Pam Douglas is a solicitor with local firm Wainwright and Cummins. Each month, her column takes a common legal issue and explains it for readers

photo of two hands together to illustrate carer support

Dementia (including Alzheimer’s disease) has been called the “21st century’s silent epidemic”. It typically affects people aged over 65 and, as we live longer, more and more people experience symptoms. It is thought to affect around 850,000 in the UK currently, with that number set to rise to 1 million by 2025.

Such long-term debilitating health conditions can often result in financial struggles, not just for the person who is unwell, but also for their support network.

According to recent research, 600 people a day in the UK give up work to care for elderly or disabled loved ones. As council services continue to be slashed, this is likely to become even more commonplace.

As someone who is caring for a parent with dementia, I thought I’d share some of what I have learned about the financial assistance that is available. I hope you find it helpful:

Under the Local Government Finance Act 1992, if you live alone and suffer from dementia and currently pay council tax, you can apply for an exemption from the local authority, as it’s classed as a “severe mental impairment”.

What’s more if you share your home with someone else who does not meet the criteria, you could still receive a 25% discount. Your claim for an exemption or discount can sometimes be back-dated, entitling you to a refund for past years, which can add up to a significant lump sum.

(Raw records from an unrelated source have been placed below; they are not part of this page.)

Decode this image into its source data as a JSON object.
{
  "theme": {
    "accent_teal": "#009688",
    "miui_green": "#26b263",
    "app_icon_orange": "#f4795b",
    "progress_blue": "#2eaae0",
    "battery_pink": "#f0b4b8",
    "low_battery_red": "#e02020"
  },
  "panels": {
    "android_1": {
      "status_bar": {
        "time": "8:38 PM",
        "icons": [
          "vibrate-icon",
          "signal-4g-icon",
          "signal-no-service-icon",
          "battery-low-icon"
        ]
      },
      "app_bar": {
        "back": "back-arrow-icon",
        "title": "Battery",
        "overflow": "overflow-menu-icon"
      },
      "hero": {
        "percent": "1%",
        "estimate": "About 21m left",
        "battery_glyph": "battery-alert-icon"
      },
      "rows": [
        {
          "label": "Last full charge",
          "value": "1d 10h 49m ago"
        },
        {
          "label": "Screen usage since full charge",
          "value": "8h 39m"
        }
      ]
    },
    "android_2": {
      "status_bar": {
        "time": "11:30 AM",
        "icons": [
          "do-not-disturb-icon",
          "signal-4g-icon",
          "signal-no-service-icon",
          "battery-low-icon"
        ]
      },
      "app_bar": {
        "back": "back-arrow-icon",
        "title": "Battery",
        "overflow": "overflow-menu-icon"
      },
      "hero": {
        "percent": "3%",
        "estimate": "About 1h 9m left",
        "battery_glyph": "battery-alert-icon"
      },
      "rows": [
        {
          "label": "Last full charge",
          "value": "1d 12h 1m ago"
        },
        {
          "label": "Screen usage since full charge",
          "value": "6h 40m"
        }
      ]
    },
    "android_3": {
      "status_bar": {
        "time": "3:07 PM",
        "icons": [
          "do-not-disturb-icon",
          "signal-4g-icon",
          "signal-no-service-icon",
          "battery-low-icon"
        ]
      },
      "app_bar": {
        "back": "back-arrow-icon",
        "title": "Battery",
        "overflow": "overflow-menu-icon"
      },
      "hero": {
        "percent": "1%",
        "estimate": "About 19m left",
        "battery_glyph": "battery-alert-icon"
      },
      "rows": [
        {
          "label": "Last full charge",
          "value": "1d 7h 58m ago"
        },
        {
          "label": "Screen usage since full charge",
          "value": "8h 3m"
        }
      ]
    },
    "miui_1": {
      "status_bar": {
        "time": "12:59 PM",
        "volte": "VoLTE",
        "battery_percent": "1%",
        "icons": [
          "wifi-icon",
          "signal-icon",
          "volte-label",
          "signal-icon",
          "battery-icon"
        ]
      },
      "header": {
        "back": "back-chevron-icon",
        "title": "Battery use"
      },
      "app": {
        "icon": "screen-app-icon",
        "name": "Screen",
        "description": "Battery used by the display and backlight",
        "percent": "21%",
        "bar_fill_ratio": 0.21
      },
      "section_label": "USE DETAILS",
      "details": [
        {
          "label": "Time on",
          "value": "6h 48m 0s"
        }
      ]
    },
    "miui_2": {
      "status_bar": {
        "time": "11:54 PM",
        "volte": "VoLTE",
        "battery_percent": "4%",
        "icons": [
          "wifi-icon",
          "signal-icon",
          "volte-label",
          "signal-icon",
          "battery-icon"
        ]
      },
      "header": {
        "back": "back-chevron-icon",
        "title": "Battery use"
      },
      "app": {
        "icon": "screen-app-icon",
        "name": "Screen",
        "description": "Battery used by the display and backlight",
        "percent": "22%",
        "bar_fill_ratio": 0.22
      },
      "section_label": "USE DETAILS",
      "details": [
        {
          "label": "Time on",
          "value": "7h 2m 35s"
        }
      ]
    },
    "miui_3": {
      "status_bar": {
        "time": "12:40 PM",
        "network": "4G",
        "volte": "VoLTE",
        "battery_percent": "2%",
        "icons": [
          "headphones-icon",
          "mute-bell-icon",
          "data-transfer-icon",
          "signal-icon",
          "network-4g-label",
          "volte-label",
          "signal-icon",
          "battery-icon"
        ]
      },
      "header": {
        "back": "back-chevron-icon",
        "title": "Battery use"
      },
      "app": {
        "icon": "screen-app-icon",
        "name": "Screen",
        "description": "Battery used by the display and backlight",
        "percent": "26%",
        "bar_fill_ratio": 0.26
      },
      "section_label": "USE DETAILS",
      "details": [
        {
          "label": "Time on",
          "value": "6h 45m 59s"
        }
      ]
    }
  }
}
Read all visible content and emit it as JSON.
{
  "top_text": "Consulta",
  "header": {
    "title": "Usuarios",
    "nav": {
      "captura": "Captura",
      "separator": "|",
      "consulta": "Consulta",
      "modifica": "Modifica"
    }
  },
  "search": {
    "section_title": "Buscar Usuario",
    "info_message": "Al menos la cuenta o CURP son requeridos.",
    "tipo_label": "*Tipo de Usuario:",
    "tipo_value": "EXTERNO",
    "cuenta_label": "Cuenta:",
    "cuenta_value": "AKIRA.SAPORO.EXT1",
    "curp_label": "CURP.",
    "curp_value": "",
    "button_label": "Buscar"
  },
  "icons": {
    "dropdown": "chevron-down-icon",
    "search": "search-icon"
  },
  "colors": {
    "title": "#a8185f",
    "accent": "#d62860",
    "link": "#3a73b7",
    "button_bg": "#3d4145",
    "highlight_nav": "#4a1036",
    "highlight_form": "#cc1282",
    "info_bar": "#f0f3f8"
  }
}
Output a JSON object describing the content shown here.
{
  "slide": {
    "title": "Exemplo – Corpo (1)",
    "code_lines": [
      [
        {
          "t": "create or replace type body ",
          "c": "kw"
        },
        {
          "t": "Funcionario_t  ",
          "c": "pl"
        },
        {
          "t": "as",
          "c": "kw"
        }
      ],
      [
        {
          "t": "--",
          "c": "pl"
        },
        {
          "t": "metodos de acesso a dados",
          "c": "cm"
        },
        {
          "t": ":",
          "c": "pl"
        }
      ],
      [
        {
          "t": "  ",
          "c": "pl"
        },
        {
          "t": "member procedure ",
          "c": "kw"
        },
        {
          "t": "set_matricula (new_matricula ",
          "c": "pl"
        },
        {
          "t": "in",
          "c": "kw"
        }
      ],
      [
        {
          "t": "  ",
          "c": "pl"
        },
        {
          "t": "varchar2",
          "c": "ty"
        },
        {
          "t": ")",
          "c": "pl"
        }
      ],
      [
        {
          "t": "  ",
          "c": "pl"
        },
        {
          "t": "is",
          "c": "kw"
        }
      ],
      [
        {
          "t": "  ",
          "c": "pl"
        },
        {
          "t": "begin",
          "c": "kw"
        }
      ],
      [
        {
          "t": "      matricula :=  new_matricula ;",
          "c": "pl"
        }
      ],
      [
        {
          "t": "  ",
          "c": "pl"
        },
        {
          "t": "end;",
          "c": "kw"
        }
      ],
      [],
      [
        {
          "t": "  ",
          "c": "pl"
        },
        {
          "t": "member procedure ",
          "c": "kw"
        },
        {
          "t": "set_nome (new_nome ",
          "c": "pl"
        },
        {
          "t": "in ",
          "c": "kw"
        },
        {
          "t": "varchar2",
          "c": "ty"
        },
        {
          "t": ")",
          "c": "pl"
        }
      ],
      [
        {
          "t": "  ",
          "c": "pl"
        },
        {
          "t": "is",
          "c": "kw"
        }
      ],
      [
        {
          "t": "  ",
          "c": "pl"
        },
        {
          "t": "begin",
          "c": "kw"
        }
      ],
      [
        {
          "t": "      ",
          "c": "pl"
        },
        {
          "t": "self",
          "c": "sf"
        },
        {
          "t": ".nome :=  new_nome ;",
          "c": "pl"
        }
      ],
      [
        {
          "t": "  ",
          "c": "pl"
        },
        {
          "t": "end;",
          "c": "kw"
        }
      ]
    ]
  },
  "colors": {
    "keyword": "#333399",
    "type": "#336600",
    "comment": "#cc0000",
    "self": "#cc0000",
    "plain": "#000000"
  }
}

Under the Council Tax (Exempt Dwellings) Order 1992, if you have to leave your home empty (furnished or unfurnished) in order to care for a loved one elsewhere, you can apply for a discount on your council tax bill. This is referred to as a “class J exemption” which could entitle you to a discount of 50%. However, please note that, in Lambeth, if you leave your property empty for more than two years, you could be liable to pay a 100% premium, or double the normal rate, so do be careful.

If you are over 65, you might be eligible for Attendance Allowance if you need extra help around your home. Currently the allowance is £57.30 per week if you need assistance during the day and £85.60 per week if you need help both during the day and at night. It’s not means tested and will not affect any other benefits you might be receiving. The money can be used for anything that makes your day-to-day life easier, for example, help with gardening, travel to GP appointments or paying for a cleaner.

If you receive the higher rate of Attendance Allowance, you could be also eligible for Transport for London’s Taxicard service, which offers significant savings on journeys for members, as well as driver assistance for those whose mobility is affected.

If you care for someone for at least 35 hours a week and earn a net weekly salary of no more than £120 per week, you could be entitled to Carer’s Allowance of up to £64.60 per week. The person you care for must be in receipt of one of six qualifying benefits, which includes Attendance Allowance.

It might also be worth applying for Pension Credit as an award could automatically “passport” you to other benefits, grants and savings to help ease financial pressures, such as the low-cost telephone service offered by BT, called BT Basic.

Homeowners could also qualify for a government-funded central heating boiler replacement grant.

Apart from financial assistance, there are many other services available, including help with home adaptations, security, and safety equipment, according to individual needs.

For further information about help that might be available, I recommend that you contact Age UK. I have found them to be invaluable in offering advice and support. In some cases, they can arrange for assessments and make applications on your behalf. You can call them on 020 7346 6800 or email them at